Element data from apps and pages

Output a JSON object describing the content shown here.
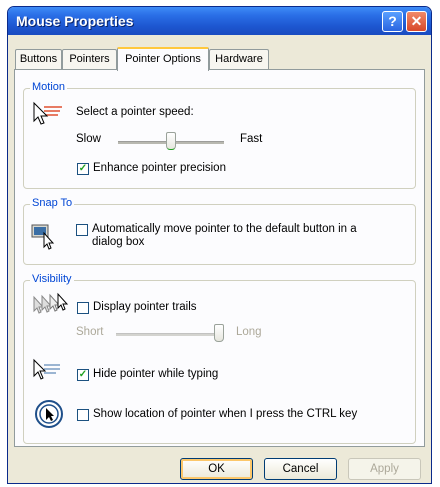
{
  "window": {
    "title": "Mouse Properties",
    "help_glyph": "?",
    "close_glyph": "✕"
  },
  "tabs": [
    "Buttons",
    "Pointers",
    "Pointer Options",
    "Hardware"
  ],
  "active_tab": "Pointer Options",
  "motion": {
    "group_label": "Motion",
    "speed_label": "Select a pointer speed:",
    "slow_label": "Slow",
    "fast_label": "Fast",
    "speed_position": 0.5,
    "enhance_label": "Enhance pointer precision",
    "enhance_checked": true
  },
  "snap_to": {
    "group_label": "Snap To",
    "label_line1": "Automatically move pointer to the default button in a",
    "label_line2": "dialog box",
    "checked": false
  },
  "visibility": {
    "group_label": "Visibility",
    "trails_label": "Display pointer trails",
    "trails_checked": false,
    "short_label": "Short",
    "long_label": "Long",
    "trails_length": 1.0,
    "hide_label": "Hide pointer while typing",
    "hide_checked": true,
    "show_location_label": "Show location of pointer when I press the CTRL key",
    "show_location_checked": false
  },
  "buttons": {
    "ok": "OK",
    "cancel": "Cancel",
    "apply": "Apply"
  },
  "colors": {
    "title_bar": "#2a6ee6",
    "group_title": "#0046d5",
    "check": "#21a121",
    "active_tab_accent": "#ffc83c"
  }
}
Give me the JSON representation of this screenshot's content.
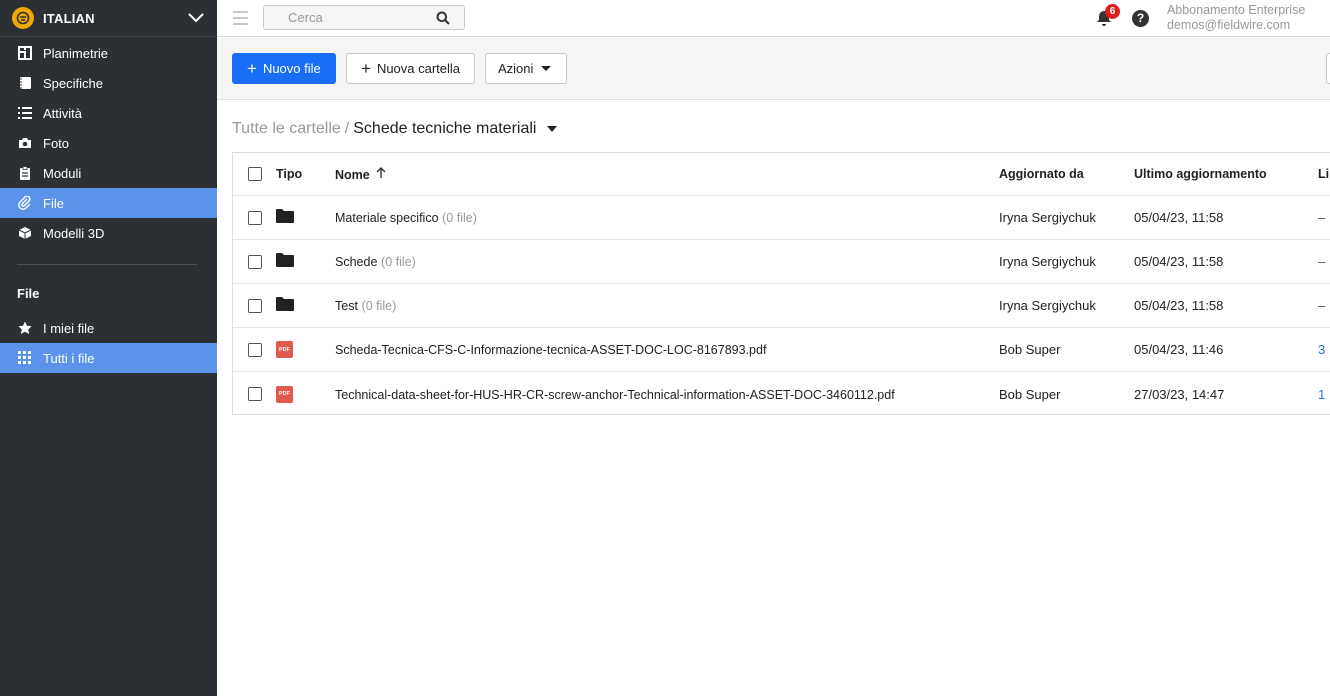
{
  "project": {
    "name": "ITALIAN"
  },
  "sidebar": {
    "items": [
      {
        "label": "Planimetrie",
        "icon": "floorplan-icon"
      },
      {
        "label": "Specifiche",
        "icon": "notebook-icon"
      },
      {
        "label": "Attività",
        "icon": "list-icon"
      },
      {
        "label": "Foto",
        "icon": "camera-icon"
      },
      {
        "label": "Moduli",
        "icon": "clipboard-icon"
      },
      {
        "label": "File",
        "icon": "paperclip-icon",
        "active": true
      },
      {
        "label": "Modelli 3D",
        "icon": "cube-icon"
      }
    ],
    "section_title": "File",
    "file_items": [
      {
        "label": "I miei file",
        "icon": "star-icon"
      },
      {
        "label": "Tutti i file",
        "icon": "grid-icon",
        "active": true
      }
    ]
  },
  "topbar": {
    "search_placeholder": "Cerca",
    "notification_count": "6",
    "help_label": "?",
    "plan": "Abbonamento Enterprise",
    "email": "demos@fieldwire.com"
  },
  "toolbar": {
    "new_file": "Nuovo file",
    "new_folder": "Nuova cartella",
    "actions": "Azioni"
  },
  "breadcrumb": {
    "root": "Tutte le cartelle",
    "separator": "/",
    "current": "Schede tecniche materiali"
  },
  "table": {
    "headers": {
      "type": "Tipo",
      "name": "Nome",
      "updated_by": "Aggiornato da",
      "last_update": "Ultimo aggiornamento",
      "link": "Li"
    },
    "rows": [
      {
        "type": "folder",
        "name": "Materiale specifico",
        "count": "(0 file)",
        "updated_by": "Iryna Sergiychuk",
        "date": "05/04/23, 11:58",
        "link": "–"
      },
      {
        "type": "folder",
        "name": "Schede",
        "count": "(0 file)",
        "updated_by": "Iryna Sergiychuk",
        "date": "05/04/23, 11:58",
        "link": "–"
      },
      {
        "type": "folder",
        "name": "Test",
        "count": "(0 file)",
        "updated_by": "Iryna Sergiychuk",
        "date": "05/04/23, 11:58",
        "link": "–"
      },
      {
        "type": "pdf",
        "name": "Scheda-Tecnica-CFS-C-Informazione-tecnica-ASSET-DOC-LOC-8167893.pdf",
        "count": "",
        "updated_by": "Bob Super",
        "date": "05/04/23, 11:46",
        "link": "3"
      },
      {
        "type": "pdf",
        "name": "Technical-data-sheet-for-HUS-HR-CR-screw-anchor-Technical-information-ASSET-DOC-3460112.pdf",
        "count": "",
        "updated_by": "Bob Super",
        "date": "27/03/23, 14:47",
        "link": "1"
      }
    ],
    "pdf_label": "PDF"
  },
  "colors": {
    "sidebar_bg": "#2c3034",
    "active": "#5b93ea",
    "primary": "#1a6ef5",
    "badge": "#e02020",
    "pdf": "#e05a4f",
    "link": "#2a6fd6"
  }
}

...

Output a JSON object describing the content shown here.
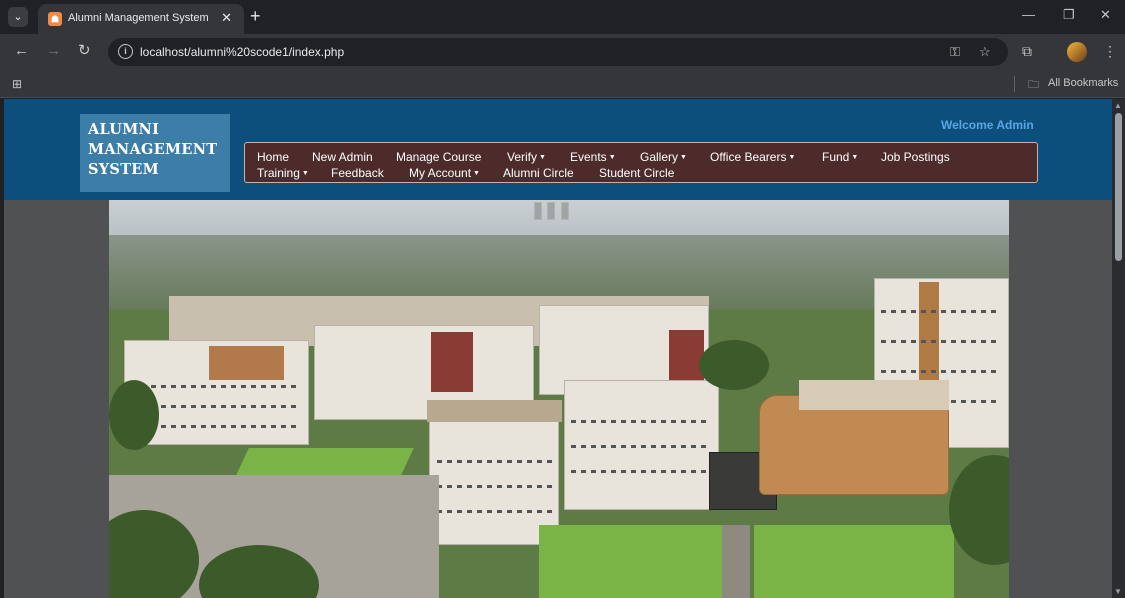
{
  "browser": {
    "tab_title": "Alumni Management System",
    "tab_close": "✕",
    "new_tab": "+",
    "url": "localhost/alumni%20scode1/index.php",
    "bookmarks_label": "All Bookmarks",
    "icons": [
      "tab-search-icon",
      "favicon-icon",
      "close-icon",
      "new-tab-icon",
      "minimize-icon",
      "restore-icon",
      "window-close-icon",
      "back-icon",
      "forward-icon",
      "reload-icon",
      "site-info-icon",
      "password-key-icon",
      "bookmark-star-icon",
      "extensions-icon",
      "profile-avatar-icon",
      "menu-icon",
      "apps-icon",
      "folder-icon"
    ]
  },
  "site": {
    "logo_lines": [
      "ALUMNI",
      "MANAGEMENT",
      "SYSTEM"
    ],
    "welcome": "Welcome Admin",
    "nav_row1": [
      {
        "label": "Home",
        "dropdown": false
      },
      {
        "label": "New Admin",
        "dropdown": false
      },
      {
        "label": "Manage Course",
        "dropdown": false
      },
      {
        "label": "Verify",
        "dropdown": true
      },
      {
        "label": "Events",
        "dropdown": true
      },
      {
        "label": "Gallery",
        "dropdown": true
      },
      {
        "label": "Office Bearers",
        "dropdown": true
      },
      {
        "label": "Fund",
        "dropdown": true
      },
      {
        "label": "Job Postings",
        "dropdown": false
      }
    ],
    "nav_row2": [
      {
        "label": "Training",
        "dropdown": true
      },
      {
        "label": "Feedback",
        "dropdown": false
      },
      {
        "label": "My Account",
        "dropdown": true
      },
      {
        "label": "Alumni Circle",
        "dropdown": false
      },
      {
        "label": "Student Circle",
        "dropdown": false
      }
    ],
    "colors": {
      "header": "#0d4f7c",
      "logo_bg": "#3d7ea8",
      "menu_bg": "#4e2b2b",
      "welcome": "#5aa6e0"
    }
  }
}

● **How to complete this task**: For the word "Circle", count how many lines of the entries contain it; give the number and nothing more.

● **Exercise response**: 2